### Work order
If a line in the records below contains the word "Total", copy it out.
(Information shown Opens)
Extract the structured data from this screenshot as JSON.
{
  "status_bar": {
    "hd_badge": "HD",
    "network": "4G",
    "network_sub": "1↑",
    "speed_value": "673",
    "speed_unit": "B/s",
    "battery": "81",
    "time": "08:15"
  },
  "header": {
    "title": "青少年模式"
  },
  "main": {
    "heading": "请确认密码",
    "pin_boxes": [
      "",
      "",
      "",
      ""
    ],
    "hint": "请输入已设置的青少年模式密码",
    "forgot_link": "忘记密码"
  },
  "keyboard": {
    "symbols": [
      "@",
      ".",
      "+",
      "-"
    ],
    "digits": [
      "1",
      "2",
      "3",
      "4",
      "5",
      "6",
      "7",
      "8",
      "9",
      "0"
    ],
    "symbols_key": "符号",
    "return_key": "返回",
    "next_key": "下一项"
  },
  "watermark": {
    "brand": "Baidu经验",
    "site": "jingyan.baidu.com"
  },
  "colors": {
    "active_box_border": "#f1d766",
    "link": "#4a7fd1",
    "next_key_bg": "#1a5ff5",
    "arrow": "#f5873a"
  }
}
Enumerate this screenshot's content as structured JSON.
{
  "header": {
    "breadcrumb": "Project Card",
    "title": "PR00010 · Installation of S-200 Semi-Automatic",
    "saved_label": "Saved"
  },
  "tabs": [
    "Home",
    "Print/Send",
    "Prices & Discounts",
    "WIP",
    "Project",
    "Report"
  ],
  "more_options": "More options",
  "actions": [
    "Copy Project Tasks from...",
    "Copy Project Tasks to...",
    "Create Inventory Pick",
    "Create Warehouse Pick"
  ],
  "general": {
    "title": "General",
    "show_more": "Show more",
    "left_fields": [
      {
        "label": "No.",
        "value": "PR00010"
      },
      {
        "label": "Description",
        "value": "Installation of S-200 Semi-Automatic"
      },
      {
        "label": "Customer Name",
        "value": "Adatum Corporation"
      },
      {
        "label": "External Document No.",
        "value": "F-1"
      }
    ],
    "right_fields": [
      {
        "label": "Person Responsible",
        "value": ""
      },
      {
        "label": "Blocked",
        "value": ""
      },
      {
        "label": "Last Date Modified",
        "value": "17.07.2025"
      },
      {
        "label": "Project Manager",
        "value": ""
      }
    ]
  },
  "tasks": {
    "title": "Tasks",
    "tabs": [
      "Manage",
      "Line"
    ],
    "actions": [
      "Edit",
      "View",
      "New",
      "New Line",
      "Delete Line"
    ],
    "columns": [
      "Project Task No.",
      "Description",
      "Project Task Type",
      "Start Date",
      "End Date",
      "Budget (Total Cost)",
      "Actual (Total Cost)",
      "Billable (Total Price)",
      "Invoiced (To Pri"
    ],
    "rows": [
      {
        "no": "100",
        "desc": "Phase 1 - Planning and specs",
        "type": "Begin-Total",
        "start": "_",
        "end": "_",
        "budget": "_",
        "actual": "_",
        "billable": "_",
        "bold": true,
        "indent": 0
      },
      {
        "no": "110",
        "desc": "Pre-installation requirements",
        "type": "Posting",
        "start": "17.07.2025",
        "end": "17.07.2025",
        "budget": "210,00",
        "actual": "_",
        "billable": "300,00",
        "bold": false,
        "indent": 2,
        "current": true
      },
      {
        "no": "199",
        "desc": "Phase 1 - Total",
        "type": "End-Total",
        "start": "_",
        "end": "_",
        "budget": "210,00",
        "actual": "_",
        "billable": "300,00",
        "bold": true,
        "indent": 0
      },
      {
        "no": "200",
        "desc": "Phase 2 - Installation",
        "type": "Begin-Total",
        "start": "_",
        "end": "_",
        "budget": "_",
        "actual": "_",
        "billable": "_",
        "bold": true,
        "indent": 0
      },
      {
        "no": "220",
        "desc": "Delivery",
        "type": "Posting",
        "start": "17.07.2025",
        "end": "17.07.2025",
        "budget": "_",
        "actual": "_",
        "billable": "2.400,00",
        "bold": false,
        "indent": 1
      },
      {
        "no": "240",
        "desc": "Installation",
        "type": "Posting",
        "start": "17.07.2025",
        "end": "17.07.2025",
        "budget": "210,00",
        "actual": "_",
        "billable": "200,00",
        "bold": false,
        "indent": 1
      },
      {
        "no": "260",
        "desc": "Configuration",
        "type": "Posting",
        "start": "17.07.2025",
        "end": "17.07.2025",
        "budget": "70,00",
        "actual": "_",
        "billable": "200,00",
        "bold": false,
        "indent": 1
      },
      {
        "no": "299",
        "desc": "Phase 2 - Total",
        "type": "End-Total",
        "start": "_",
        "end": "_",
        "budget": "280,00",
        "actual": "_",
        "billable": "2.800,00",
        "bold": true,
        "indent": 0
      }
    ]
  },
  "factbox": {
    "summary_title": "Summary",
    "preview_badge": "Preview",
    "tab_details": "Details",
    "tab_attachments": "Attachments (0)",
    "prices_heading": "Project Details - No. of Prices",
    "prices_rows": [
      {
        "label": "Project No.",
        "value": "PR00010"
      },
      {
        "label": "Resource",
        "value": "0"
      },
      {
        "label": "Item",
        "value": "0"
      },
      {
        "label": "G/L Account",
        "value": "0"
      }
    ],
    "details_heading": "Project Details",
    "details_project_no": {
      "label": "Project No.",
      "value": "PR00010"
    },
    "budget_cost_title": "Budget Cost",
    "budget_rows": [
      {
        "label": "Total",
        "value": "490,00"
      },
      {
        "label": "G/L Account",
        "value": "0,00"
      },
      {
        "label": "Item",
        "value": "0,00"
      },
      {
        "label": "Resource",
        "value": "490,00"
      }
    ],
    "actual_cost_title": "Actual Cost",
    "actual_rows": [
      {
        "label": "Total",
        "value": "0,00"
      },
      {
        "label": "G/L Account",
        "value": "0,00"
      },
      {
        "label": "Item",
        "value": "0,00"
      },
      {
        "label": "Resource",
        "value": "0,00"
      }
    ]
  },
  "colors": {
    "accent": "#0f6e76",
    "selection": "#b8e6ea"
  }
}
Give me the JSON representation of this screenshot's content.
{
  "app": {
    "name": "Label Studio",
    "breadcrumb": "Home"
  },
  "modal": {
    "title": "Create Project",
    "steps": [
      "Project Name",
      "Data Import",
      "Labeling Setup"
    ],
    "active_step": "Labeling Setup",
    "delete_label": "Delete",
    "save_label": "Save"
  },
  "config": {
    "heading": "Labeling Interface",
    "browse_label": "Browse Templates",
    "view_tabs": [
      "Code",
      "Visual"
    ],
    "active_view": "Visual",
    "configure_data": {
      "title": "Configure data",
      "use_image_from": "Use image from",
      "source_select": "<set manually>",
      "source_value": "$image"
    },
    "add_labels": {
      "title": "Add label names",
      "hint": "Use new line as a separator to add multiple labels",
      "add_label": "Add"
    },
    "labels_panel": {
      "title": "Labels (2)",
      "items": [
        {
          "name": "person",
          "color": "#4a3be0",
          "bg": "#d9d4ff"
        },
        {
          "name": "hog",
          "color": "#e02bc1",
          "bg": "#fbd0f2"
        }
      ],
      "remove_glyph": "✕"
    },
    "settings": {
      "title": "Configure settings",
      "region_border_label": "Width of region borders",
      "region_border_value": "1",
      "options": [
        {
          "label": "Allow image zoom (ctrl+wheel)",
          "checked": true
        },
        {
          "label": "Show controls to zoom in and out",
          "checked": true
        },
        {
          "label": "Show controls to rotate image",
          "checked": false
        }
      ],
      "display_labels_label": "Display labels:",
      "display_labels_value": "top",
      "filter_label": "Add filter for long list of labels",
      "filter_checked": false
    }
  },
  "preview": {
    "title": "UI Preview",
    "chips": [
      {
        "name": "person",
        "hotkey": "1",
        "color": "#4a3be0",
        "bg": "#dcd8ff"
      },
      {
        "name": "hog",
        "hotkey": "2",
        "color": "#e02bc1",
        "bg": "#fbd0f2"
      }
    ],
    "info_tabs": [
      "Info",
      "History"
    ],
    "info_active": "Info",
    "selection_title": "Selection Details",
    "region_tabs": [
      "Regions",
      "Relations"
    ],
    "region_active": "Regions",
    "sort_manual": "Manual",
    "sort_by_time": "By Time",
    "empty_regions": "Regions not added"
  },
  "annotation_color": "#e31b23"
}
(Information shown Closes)
### Solved problem
      "Budget (Total Cost)",
      "Actual (Total Cost)",
      "Billable (Total Price)",
        "type": "Begin-Total",
        "desc": "Phase 1 - Total",
        "type": "End-Total",
        "type": "Begin-Total",
        "desc": "Phase 2 - Total",
        "type": "End-Total",
        "label": "Total",
        "label": "Total",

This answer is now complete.